Source data: Begin

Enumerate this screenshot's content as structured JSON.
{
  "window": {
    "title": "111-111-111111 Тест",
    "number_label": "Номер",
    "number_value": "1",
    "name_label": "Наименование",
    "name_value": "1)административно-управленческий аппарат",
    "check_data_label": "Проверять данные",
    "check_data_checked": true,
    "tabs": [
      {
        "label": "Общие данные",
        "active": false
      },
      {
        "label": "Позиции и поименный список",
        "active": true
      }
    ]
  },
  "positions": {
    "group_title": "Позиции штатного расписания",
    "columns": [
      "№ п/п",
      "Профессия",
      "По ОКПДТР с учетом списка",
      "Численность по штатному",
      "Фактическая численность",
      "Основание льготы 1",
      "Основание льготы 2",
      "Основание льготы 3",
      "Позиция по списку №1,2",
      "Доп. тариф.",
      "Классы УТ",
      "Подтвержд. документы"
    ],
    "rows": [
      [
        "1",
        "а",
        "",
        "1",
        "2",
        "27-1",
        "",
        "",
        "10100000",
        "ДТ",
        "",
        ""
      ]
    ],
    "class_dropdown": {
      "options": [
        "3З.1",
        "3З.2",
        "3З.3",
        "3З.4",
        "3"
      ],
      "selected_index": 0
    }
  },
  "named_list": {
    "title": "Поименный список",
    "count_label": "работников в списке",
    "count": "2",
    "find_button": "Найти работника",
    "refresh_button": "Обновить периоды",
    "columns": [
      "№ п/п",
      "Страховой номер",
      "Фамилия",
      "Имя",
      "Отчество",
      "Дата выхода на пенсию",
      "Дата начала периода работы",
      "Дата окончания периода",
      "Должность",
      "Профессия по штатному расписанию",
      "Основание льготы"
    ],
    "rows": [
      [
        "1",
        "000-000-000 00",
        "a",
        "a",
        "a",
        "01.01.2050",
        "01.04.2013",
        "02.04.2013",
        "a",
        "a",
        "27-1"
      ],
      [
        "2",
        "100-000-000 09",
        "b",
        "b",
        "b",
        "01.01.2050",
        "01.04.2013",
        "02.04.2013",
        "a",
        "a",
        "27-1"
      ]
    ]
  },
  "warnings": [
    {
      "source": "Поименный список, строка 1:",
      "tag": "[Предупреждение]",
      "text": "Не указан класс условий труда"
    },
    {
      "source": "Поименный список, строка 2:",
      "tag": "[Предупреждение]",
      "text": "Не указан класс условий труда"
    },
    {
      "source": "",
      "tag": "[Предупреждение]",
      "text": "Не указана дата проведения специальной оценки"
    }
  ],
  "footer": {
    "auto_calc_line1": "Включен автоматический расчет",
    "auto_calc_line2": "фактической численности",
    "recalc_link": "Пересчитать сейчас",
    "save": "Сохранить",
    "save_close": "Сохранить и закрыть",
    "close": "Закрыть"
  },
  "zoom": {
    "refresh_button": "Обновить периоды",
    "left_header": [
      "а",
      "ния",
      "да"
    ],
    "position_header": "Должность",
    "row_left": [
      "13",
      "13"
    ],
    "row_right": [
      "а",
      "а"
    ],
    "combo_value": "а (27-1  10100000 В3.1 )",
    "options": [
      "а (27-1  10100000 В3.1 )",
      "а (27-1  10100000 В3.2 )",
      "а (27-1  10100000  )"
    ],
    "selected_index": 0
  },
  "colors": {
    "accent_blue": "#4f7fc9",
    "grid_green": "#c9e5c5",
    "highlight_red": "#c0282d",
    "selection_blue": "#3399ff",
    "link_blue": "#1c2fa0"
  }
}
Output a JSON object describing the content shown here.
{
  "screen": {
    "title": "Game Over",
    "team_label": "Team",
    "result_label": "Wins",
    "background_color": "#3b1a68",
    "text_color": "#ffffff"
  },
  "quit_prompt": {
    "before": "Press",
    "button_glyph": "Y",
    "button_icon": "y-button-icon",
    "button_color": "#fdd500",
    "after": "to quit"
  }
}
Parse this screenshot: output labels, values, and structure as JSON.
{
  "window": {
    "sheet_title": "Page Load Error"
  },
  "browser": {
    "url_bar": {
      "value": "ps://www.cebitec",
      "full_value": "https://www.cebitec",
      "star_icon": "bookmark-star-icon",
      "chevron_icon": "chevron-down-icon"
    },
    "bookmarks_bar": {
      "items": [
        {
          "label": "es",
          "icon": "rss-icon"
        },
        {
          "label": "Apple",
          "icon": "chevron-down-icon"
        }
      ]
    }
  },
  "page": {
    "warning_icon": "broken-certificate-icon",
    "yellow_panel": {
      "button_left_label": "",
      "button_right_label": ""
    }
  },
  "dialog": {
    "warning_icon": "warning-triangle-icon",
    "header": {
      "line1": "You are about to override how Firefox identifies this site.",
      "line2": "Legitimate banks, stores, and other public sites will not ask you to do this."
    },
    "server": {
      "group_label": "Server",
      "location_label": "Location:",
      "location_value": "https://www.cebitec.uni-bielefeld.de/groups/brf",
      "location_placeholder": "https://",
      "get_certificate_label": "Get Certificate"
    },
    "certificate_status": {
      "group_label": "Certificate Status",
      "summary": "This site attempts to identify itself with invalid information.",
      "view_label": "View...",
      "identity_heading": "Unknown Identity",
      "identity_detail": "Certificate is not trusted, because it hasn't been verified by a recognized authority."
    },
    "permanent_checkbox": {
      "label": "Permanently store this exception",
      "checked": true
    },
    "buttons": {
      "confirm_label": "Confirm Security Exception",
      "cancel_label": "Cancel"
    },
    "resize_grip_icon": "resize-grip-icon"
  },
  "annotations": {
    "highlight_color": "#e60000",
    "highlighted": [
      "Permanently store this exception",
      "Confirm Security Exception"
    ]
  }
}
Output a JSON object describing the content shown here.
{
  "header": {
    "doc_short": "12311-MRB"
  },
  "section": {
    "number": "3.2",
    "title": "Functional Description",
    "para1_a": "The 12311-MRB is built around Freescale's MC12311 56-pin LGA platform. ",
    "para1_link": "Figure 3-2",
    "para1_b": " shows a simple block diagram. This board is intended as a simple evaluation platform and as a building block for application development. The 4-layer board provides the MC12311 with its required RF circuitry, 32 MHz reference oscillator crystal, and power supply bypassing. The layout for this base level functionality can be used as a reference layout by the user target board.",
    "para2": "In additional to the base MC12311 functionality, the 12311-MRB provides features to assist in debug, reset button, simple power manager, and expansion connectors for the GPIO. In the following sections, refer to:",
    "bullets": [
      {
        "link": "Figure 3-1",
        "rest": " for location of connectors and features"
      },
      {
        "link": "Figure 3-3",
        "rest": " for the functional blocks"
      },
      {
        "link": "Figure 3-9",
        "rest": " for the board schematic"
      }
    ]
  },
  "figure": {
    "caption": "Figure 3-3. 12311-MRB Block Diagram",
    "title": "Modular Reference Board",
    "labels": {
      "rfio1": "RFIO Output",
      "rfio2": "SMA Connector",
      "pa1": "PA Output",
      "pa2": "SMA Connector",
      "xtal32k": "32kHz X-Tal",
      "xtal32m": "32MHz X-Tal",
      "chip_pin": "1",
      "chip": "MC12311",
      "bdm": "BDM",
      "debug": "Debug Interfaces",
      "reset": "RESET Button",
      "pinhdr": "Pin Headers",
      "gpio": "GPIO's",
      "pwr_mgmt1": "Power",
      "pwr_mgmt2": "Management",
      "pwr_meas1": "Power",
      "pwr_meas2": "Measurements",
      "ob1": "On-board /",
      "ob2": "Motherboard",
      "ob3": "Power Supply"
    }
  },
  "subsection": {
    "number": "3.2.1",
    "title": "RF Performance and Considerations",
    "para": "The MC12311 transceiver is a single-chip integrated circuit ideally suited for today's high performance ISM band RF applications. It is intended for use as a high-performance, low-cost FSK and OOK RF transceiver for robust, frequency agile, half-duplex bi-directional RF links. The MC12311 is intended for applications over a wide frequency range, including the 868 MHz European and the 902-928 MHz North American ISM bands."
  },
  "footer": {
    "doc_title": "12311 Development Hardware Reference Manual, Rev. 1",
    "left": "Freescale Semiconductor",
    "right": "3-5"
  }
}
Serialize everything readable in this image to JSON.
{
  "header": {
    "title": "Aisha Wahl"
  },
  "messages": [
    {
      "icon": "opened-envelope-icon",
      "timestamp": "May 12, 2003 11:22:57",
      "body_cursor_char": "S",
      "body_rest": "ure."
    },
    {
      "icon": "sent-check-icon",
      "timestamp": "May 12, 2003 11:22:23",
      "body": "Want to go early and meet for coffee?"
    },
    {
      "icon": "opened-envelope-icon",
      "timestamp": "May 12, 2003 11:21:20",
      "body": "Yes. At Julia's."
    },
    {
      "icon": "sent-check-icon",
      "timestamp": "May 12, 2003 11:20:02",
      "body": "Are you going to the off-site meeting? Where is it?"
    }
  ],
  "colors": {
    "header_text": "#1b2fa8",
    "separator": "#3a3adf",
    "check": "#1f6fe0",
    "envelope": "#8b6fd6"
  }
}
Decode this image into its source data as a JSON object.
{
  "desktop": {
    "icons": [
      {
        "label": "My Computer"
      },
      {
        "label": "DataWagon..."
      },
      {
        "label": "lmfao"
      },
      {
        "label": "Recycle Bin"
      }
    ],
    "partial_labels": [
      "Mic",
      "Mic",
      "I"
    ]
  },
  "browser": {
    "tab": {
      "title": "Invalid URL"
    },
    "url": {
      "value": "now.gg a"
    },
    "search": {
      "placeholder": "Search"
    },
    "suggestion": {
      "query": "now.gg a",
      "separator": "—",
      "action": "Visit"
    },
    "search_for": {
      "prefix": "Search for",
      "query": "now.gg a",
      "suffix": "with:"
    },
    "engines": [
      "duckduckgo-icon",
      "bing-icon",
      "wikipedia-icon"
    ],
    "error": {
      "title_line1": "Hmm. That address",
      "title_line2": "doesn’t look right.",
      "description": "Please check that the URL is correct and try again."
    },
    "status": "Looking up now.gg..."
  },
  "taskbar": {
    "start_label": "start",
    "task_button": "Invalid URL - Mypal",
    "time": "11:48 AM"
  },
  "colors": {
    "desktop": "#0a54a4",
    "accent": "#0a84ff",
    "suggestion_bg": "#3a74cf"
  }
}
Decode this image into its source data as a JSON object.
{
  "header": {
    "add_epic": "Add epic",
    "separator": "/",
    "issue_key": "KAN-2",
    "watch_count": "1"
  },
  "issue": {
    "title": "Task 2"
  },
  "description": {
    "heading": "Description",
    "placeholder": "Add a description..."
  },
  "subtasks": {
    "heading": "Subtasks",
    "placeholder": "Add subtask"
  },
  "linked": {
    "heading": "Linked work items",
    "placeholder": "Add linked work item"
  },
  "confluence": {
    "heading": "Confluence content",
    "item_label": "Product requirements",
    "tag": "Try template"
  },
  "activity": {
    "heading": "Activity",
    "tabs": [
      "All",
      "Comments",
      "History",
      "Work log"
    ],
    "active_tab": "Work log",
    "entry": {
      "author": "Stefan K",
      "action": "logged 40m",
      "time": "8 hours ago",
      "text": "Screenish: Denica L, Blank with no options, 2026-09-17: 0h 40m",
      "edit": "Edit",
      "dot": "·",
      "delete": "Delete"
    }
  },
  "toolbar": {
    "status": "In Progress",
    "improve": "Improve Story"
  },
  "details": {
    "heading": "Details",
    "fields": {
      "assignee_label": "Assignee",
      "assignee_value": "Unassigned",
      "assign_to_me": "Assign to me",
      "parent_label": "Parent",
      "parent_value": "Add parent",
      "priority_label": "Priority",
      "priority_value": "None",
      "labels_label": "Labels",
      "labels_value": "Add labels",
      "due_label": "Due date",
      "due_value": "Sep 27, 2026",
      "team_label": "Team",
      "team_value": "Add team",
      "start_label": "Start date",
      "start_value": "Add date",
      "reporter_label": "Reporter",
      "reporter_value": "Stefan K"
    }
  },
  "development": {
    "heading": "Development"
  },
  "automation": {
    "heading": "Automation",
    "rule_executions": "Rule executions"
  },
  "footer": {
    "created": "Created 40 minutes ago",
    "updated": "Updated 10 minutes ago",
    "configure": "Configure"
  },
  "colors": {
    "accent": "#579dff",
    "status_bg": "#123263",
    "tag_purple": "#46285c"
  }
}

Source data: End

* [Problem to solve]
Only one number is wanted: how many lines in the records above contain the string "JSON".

* [Solution to the problem]
7